President Trump doubled-down on his online criticism of Judge James Robart on Sunday, saying the federal judge and the court would be to blame "if something happens".
The State Department and Homeland Security acted swiftly to the suspension of the travel ban and all valid visas that were cancelled after the initial executive order were reinstated.
The hearing was one of a series of legal challenges to the measure the new Republican president signed last week, which blocked people holding passports from Iran, Iraq, Libya, Somalia, Sudan, Syria and Yemen. Some travelers overseas were turned back from flights into the United States, crowds of hundreds of people packed into arrival areas to protest and legal objections were filed across the country.

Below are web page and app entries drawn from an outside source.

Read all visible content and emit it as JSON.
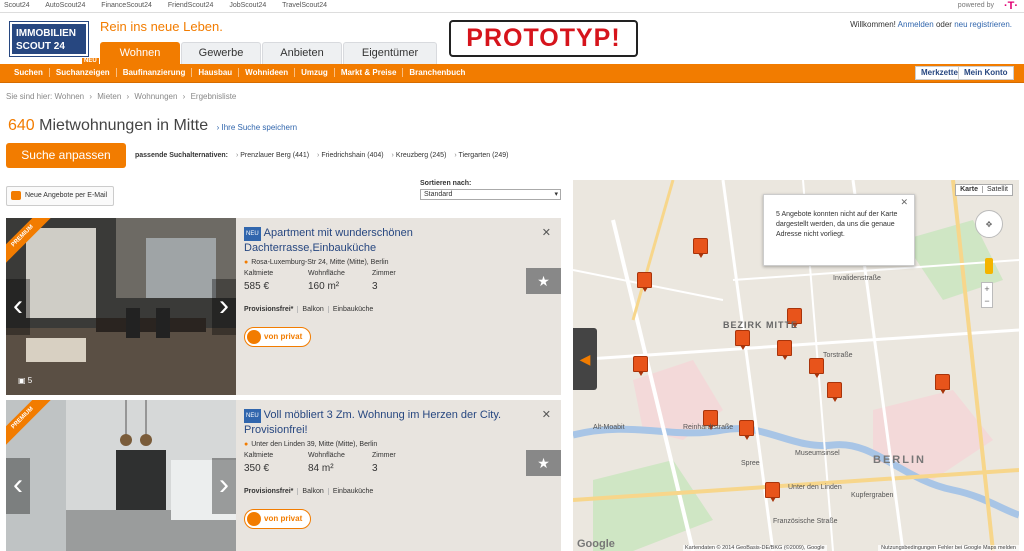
{
  "topbar": {
    "links": [
      "Scout24",
      "AutoScout24",
      "FinanceScout24",
      "FriendScout24",
      "JobScout24",
      "TravelScout24"
    ],
    "powered": "powered by",
    "brand": "·T·"
  },
  "logo": {
    "line1": "IMMOBILIEN",
    "line2": "SCOUT 24"
  },
  "slogan": "Rein ins neue Leben.",
  "prototype": "PROTOTYP!",
  "welcome": {
    "prefix": "Willkommen!",
    "login": "Anmelden",
    "or": "oder",
    "register": "neu registrieren."
  },
  "tabs": [
    "Wohnen",
    "Gewerbe",
    "Anbieten",
    "Eigentümer"
  ],
  "nav": {
    "items": [
      "Suchen",
      "Suchanzeigen",
      "Baufinanzierung",
      "Hausbau",
      "Wohnideen",
      "Umzug",
      "Markt & Preise",
      "Branchenbuch"
    ],
    "badge": "NEU",
    "merkzettel": "Merkzettel",
    "konto": "Mein Konto"
  },
  "breadcrumb": [
    "Sie sind hier: Wohnen",
    "›",
    "Mieten",
    "›",
    "Wohnungen",
    "›",
    "Ergebnisliste"
  ],
  "heading": {
    "count": "640",
    "title": "Mietwohnungen in Mitte",
    "save": "› Ihre Suche speichern"
  },
  "search_button": "Suche anpassen",
  "alternatives": {
    "label": "passende Suchalternativen:",
    "items": [
      "Prenzlauer Berg (441)",
      "Friedrichshain (404)",
      "Kreuzberg (245)",
      "Tiergarten (249)"
    ]
  },
  "mail_button": "Neue Angebote per E-Mail",
  "sort": {
    "label": "Sortieren nach:",
    "value": "Standard"
  },
  "listings": [
    {
      "premium": "PREMIUM",
      "badge": "NEU",
      "title": "Apartment mit wunderschönen Dachterrasse,Einbauküche",
      "address": "Rosa-Luxemburg-Str 24, Mitte (Mitte), Berlin",
      "stats": [
        {
          "k": "Kaltmiete",
          "v": "585 €"
        },
        {
          "k": "Wohnfläche",
          "v": "160 m²"
        },
        {
          "k": "Zimmer",
          "v": "3"
        }
      ],
      "features": [
        "Provisionsfrei*",
        "Balkon",
        "Einbauküche"
      ],
      "private": "von privat",
      "photos": "5"
    },
    {
      "premium": "PREMIUM",
      "badge": "NEU",
      "title": "Voll möbliert 3 Zm. Wohnung im Herzen der City. Provisionfrei!",
      "address": "Unter den Linden 39, Mitte (Mitte), Berlin",
      "stats": [
        {
          "k": "Kaltmiete",
          "v": "350 €"
        },
        {
          "k": "Wohnfläche",
          "v": "84 m²"
        },
        {
          "k": "Zimmer",
          "v": "3"
        }
      ],
      "features": [
        "Provisionsfrei*",
        "Balkon",
        "Einbauküche"
      ],
      "private": "von privat"
    }
  ],
  "map": {
    "info": "5 Angebote konnten nicht auf der Karte dargestellt werden, da uns die genaue Adresse nicht vorliegt.",
    "types": [
      "Karte",
      "Satellit"
    ],
    "labels": [
      "BEZIRK MITTE",
      "BERLIN",
      "Museumsinsel",
      "Unter den Linden",
      "Torstraße",
      "Invalidenstraße",
      "Spree",
      "Kupfergraben",
      "Französische Straße",
      "Reinhardtstraße",
      "Alt-Moabit"
    ],
    "google": "Google",
    "copyright": "Kartendaten © 2014 GeoBasis-DE/BKG (©2009), Google",
    "terms": "Nutzungsbedingungen   Fehler bei Google Maps melden"
  },
  "colors": {
    "accent": "#f27c00",
    "brand": "#274780",
    "link": "#3166ad"
  }
}
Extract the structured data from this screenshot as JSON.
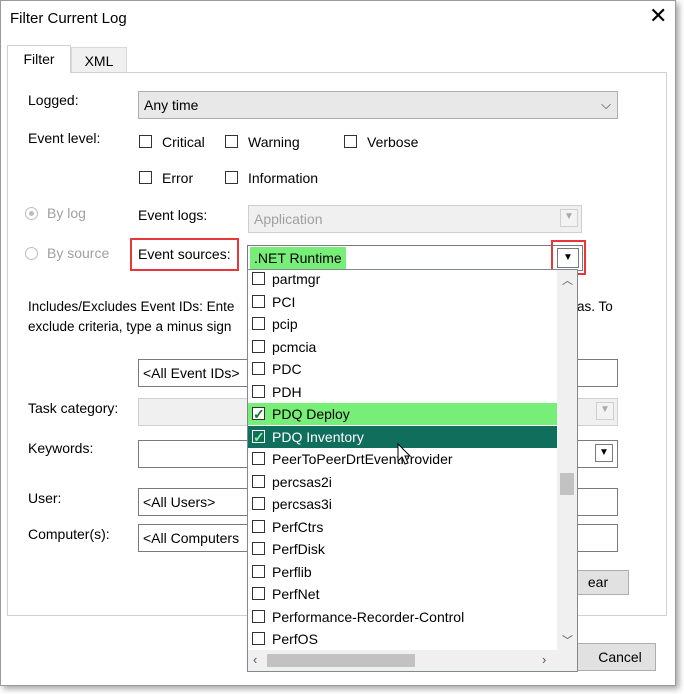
{
  "window": {
    "title": "Filter Current Log",
    "close_icon": "close-icon"
  },
  "tabs": [
    {
      "label": "Filter"
    },
    {
      "label": "XML"
    }
  ],
  "logged": {
    "label": "Logged:",
    "value": "Any time"
  },
  "event_level": {
    "label": "Event level:",
    "critical": "Critical",
    "warning": "Warning",
    "verbose": "Verbose",
    "error": "Error",
    "information": "Information"
  },
  "by_log": {
    "label": "By log",
    "event_logs_label": "Event logs:",
    "event_logs_value": "Application"
  },
  "by_source": {
    "label": "By source",
    "event_sources_label": "Event sources:",
    "event_sources_value": ".NET Runtime"
  },
  "includes_text_1": "Includes/Excludes Event IDs: Ente",
  "includes_text_1_end": "as. To",
  "includes_text_2": "exclude criteria, type a minus sign",
  "event_ids_placeholder": "<All Event IDs>",
  "task_category_label": "Task category:",
  "keywords_label": "Keywords:",
  "user": {
    "label": "User:",
    "value": "<All Users>"
  },
  "computer": {
    "label": "Computer(s):",
    "value": "<All Computers"
  },
  "clear_button": "ear",
  "cancel_button": "Cancel",
  "dropdown": {
    "items": [
      {
        "label": "partmgr",
        "checked": false
      },
      {
        "label": "PCI",
        "checked": false
      },
      {
        "label": "pcip",
        "checked": false
      },
      {
        "label": "pcmcia",
        "checked": false
      },
      {
        "label": "PDC",
        "checked": false
      },
      {
        "label": "PDH",
        "checked": false
      },
      {
        "label": "PDQ Deploy",
        "checked": true
      },
      {
        "label": "PDQ Inventory",
        "checked": true
      },
      {
        "label": "PeerToPeerDrtEventProvider",
        "checked": false
      },
      {
        "label": "percsas2i",
        "checked": false
      },
      {
        "label": "percsas3i",
        "checked": false
      },
      {
        "label": "PerfCtrs",
        "checked": false
      },
      {
        "label": "PerfDisk",
        "checked": false
      },
      {
        "label": "Perflib",
        "checked": false
      },
      {
        "label": "PerfNet",
        "checked": false
      },
      {
        "label": "Performance-Recorder-Control",
        "checked": false
      },
      {
        "label": "PerfOS",
        "checked": false
      }
    ]
  },
  "colors": {
    "highlight_red": "#e8363a",
    "green_light": "#77ee77",
    "green_dark": "#0f6e5c"
  }
}
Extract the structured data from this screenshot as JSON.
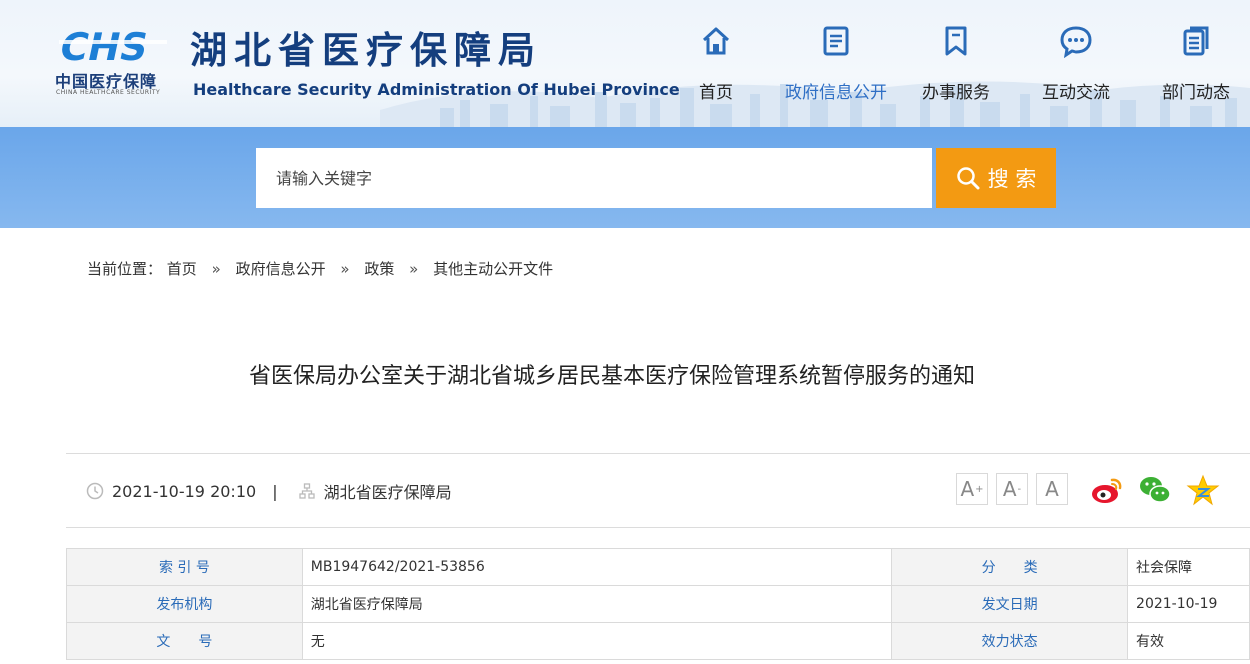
{
  "header": {
    "logo_letters": "CHS",
    "logo_cn": "中国医疗保障",
    "logo_en": "CHINA HEALTHCARE SECURITY",
    "title": "湖北省医疗保障局",
    "subtitle": "Healthcare Security Administration Of Hubei Province",
    "brand_color": "#143e7e",
    "accent_color": "#2f6fc5"
  },
  "nav": {
    "items": [
      {
        "label": "首页",
        "icon": "home-icon"
      },
      {
        "label": "政府信息公开",
        "icon": "document-list-icon",
        "active": true
      },
      {
        "label": "办事服务",
        "icon": "bookmark-icon"
      },
      {
        "label": "互动交流",
        "icon": "chat-bubble-icon"
      },
      {
        "label": "部门动态",
        "icon": "pages-icon"
      }
    ]
  },
  "search": {
    "placeholder": "请输入关键字",
    "button_label": "搜 索",
    "button_color": "#f39a12"
  },
  "breadcrumb": {
    "prefix": "当前位置：",
    "items": [
      "首页",
      "政府信息公开",
      "政策",
      "其他主动公开文件"
    ],
    "separator": "»"
  },
  "article": {
    "title": "省医保局办公室关于湖北省城乡居民基本医疗保险管理系统暂停服务的通知",
    "date": "2021-10-19 20:10",
    "meta_separator": "|",
    "source": "湖北省医疗保障局"
  },
  "font_controls": {
    "increase": "A",
    "increase_sup": "+",
    "decrease": "A",
    "decrease_sup": "-",
    "reset": "A"
  },
  "share": [
    "weibo-icon",
    "wechat-icon",
    "favorite-star-icon"
  ],
  "info_table": {
    "rows": [
      {
        "label1": "索 引 号",
        "value1": "MB1947642/2021-53856",
        "label2": "分　　类",
        "value2": "社会保障"
      },
      {
        "label1": "发布机构",
        "value1": "湖北省医疗保障局",
        "label2": "发文日期",
        "value2": "2021-10-19"
      },
      {
        "label1": "文　　号",
        "value1": "无",
        "label2": "效力状态",
        "value2": "有效"
      }
    ]
  }
}
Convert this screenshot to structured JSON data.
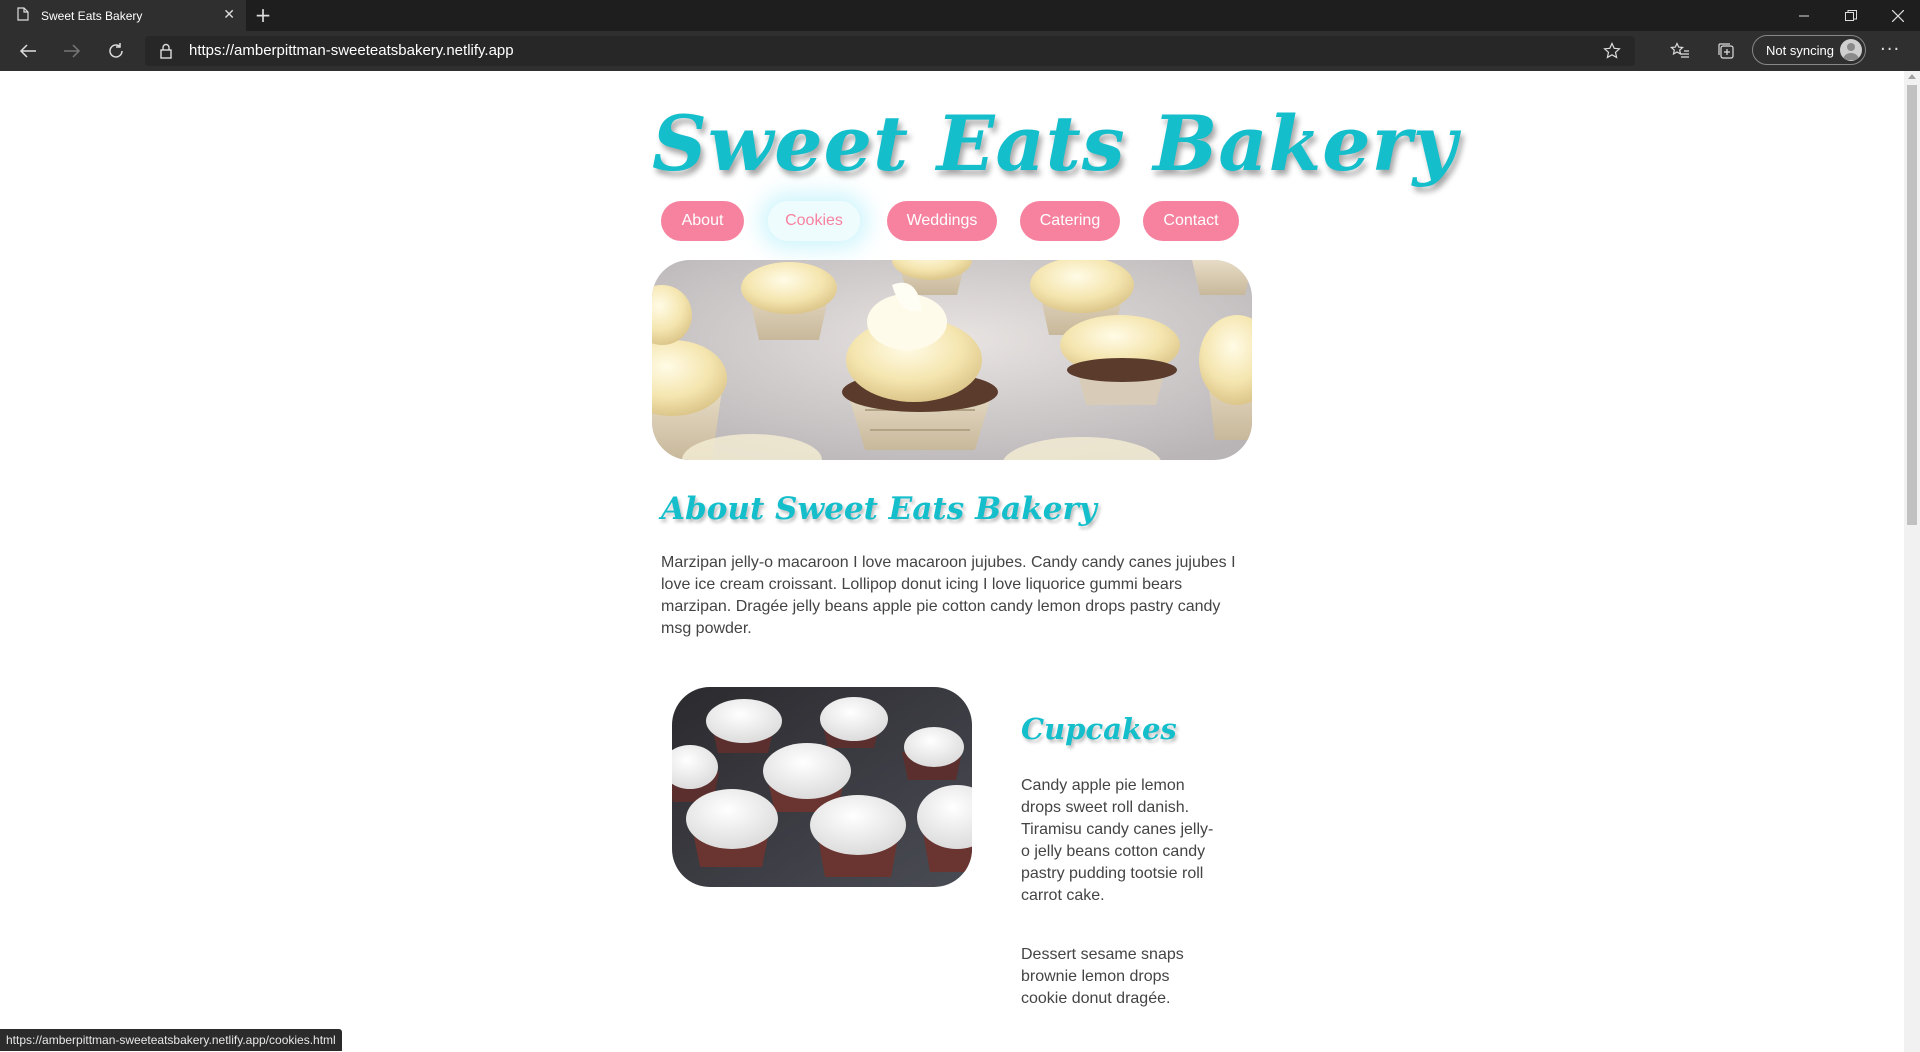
{
  "browser": {
    "tab_title": "Sweet Eats Bakery",
    "url": "https://amberpittman-sweeteatsbakery.netlify.app",
    "sync_label": "Not syncing",
    "status_url": "https://amberpittman-sweeteatsbakery.netlify.app/cookies.html"
  },
  "site": {
    "title": "Sweet Eats Bakery",
    "nav": [
      "About",
      "Cookies",
      "Weddings",
      "Catering",
      "Contact"
    ],
    "active_nav": "Cookies",
    "about_heading": "About Sweet Eats Bakery",
    "about_text": "Marzipan jelly-o macaroon I love macaroon jujubes. Candy candy canes jujubes I love ice cream croissant. Lollipop donut icing I love liquorice gummi bears marzipan. Dragée jelly beans apple pie cotton candy lemon drops pastry candy msg powder.",
    "cupcakes_heading": "Cupcakes",
    "cupcakes_text_1": "Candy apple pie lemon drops sweet roll danish. Tiramisu candy canes jelly-o jelly beans cotton candy pastry pudding tootsie roll carrot cake.",
    "cupcakes_text_2": "Dessert sesame snaps brownie lemon drops cookie donut dragée."
  },
  "colors": {
    "accent_teal": "#14bfcb",
    "nav_pink": "#f7829f",
    "body_text": "#444444"
  },
  "icons": [
    "page-icon",
    "close-icon",
    "plus-icon",
    "minimize-icon",
    "restore-icon",
    "close-window-icon",
    "back-arrow-icon",
    "forward-arrow-icon",
    "refresh-icon",
    "lock-icon",
    "star-icon",
    "favorites-icon",
    "collections-icon",
    "avatar-icon",
    "more-icon"
  ]
}
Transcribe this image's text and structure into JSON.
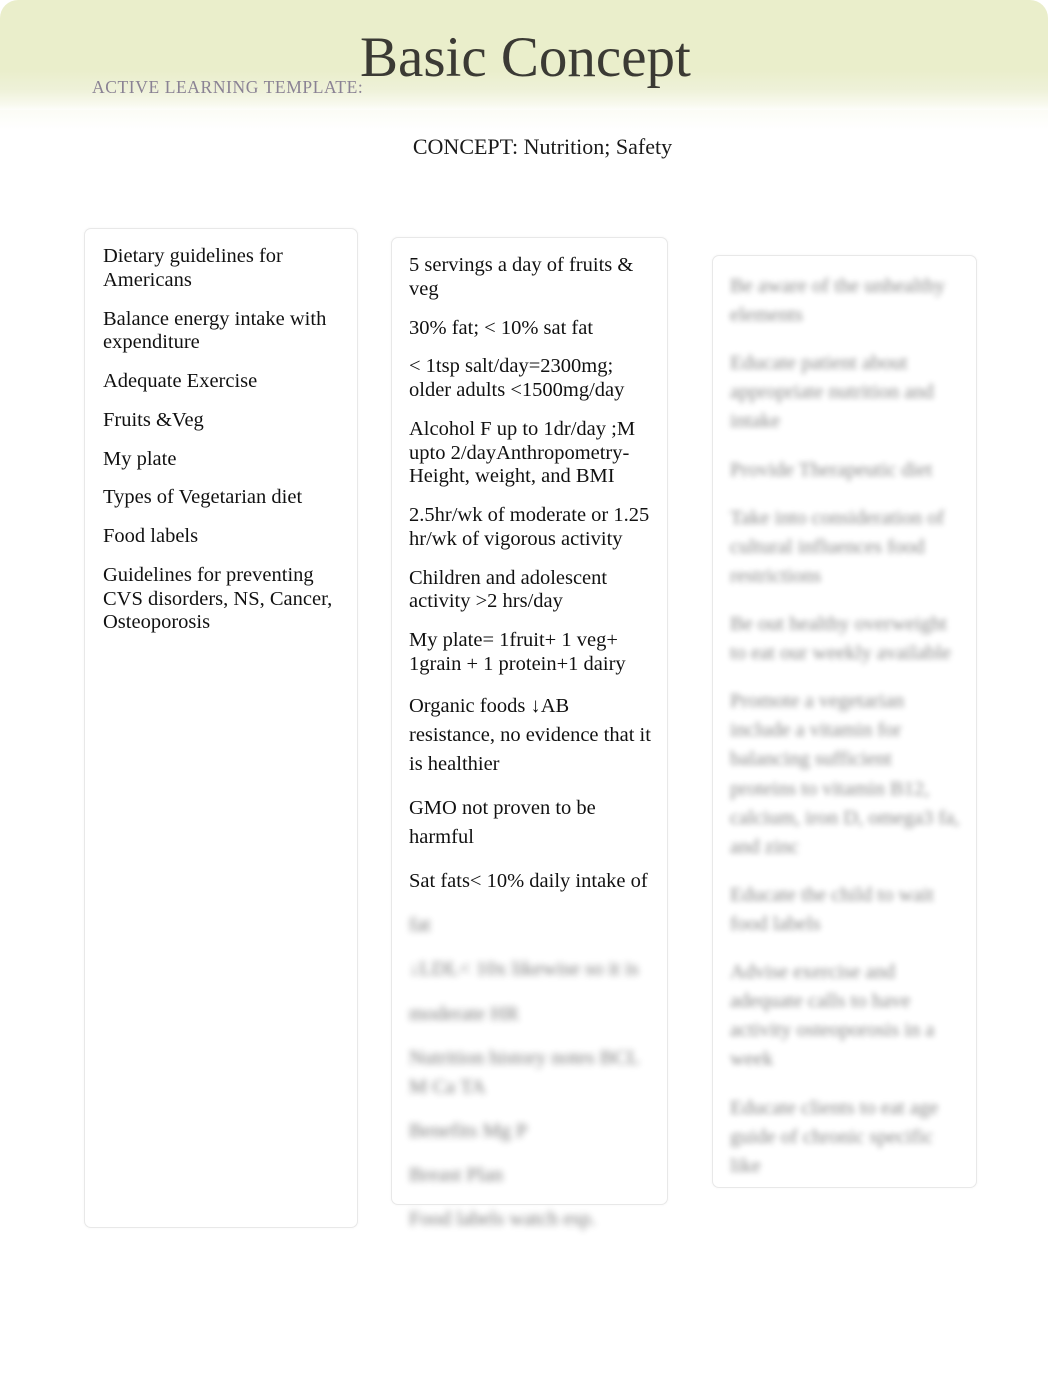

In court, Washington Solicitor General Noah Purcell said the focus of the state's legal challenge was the way the President's order targeted Islam. On Friday, a federal judge in MA sided with the Trump administration.
"At the earliest possible time, the Department of Justice intends to file an emergency stay of this order and defend the executive order of the President, which we believe is lawful and appropriate".
The panel that will decide whether to immediately block the ruling includes three judges appointed by former Republican president George W. Bush and two former Democratic presidents, Jimmy Carter and Barack Obama. "You're here arguing we have to protect from these individuals from these countries, and there's no support for that". The order barred citizens from seven Muslim-majority countries from entering the United States for 90 days, all refugees for 120 days and refugees from Syria indefinitely.
According to a State official, the department Saturday has "reversed the provisional revocation of visas".
The State Department is also following similar procedural actions.
Amazon and Expedia, both based in Washington state, also argued the restrictions were harming their businesses.
I have said from the beginning: "it is not the loudest voice that prevails in the courtroom, it is the Constitution, and that's what we heard from Judge Robart today".